Here are some highlights: It is always fun to be on Capitol Hill and sit in the gallery listening to the bills being discussed and debated. However, it is more fun for us to be on the floor of the House or Senate as a guest of our Utah County legislators. And, while I’ll leave their jobs to them, I don’t mind observing up close.
Utah County Caucus
On Friday mornings, the Utah Valley Chamber supported our elected officials by attending their 7 a.m. caucus meeting where we listened to and offered a business perspective on legislative priorities.
Courtesy David Rowley
In mid-February, the caucus hosted our Chamber Executive Roundtable to discuss bills that are of importance to the business and chamber community. Several bills that lacked clarity, were too vague or exhibited unfriendly business language were openly and respectfully discussed.

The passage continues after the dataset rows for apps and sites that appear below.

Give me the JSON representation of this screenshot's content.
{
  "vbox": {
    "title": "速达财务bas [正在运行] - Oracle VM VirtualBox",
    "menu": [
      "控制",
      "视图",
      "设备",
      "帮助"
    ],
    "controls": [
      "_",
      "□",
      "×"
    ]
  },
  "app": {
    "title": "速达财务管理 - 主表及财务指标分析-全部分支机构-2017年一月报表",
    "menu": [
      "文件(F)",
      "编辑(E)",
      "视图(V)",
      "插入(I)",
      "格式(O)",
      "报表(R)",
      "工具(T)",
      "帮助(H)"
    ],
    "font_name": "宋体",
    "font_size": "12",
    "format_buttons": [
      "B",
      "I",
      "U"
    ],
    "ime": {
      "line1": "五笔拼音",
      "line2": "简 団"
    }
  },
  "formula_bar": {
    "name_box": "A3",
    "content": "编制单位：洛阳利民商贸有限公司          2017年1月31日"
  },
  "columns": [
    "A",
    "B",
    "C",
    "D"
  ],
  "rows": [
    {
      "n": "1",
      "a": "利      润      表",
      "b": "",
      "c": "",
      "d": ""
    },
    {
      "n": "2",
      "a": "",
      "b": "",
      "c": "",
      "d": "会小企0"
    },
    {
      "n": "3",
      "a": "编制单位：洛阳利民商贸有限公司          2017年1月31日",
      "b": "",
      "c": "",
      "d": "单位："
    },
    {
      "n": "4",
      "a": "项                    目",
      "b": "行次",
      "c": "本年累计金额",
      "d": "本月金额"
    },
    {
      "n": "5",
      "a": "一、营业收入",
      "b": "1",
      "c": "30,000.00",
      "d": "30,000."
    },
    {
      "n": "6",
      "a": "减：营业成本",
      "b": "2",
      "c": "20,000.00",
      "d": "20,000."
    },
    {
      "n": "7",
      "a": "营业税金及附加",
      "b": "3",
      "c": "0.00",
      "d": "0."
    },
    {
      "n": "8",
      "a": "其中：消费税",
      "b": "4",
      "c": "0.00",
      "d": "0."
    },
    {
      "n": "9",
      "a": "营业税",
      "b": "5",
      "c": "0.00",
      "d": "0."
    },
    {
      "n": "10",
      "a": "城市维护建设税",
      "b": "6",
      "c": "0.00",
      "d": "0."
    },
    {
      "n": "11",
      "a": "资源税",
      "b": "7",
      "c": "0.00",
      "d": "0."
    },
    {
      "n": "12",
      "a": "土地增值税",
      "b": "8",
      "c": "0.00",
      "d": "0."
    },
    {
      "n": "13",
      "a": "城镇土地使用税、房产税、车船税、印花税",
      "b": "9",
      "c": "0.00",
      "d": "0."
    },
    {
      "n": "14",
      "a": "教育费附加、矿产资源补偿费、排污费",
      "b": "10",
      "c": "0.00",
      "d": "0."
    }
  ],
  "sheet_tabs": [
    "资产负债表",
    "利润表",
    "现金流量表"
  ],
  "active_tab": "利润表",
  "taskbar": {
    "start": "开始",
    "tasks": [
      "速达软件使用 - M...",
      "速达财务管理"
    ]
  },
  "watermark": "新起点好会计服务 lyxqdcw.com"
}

Other bills, which enabled more efficiencies and supported the business community, were applauded and encouraged. We appreciate the transparency offered and the collaborative spirit extended by our elected officials from Utah County.
One example of this is a bill sponsored by Rep. Brady Brammer. He ran a bill that will not only help Utah businesses but also bring more businesses to Utah. House Bill 216 establishes the Business and Chancery Court in Utah.
The most well-known of these courts is located in Delaware where most major corporations are established. The Business and Chancery Court is widely recognized as the nation’s preeminent forum for the determination of disputes involving the internal affairs of corporations and other business entities through which a vast amount of the world’s commercial affairs is conducted.
The chamber strongly supported this bill, and we are pleased that it passed the House and Senate and is now waiting for the governor’s signature.
We express our sincere thanks to the legislators, their interns and their staff who work so closely with chambers of commerce during the session. Together, we bring the voice of business to Capitol Hill.
Utah County goes to Washington
In April of this year, the Utah Valley Chamber of Commerce, in partnership with the Gary R. Herbert Institute for Public Policy at Utah Valley University, is hosting a trip to Washington, D.C. During our time there, we will meet with Senators Mike Lee and Mitt Romney and Representatives John Curtis, Blake Moore, Burgess Owens and Chris Stewart. Additionally, we will hear from Nicholas Cole, a senior research fellow at the University of Oxford, and UVU President Astrid Tuminez, along with others.
Come and join us and let your voice be heard. Details can be found at http://thechamber.org/chamber-events/utah-county-goes-to-washington-dc/.